Using Neuroscience to Define Our Learning Approach
In order to learn any skill - simple math, riding a bike, overcoming a customer objection, showing empathy - employees need to create and deepen neural pathways in their brains.
The first time an employee attempts to do something new, simply put, these pathways don't exist yet. To build skill, they have to create an actual, physical ridge in the brain that contains the pattern and muscle memory for that skill.
The way to do this is through practice. And the best way to do this is to practice the correct way of doing something at regularly spaced intervals. The more times we re-visit a skill or task, the deeper these pathways become, and the faster we learn.
Why does this matter?
Most corporate learning functions and learning technologies are designed for one-time application. In fact, in a cursory survey of Fortune 500 learning leaders we found that over 90% of companies' learning assets and experiences are only used by learners once. Employees are introduced to a concept, and may quickly gain knowledge about concepts - thus the infamous multiple choice quiz. But few organizations have a structured approach in place to provide repetition + practice. So over 75% of what employees learn is forgotten in hours, and then never applied.

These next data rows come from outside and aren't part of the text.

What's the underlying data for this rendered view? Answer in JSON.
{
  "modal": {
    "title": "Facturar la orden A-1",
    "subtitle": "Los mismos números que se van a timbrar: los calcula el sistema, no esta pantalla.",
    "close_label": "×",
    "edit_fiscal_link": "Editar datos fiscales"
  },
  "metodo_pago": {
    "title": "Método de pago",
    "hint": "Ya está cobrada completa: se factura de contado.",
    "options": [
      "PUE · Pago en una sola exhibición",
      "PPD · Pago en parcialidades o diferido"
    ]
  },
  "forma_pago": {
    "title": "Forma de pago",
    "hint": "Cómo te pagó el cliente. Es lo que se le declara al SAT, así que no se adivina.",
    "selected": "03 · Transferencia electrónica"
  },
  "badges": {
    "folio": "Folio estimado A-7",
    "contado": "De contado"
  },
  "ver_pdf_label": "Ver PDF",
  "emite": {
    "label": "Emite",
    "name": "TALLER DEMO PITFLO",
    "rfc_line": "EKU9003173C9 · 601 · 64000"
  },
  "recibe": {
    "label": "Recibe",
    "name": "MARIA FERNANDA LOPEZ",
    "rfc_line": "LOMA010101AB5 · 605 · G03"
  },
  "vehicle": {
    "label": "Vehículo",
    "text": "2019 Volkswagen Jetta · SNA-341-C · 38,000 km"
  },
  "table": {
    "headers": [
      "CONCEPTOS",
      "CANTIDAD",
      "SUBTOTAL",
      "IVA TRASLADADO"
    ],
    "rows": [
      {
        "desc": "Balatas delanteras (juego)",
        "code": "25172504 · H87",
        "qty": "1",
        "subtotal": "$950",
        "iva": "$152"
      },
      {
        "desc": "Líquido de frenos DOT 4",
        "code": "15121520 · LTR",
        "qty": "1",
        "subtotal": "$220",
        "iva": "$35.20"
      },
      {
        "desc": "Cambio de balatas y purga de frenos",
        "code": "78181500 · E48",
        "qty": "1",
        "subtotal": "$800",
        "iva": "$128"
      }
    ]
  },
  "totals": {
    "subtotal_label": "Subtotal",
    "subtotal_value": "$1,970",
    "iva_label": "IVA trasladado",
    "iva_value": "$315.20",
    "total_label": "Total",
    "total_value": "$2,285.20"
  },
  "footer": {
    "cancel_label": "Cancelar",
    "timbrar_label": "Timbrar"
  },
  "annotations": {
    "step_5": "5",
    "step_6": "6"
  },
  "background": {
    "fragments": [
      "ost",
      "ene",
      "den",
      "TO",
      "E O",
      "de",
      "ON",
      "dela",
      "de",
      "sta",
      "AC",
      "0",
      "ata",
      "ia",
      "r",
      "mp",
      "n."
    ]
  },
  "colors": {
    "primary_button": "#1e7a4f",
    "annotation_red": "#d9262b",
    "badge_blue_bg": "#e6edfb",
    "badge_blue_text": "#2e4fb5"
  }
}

At Bright, we've fundamentally built our platform for iteration and spaced repetition to ensure lasting skill building. And we help our customers adjust their learning operations so that this way of delivering learning programs can become the new normal.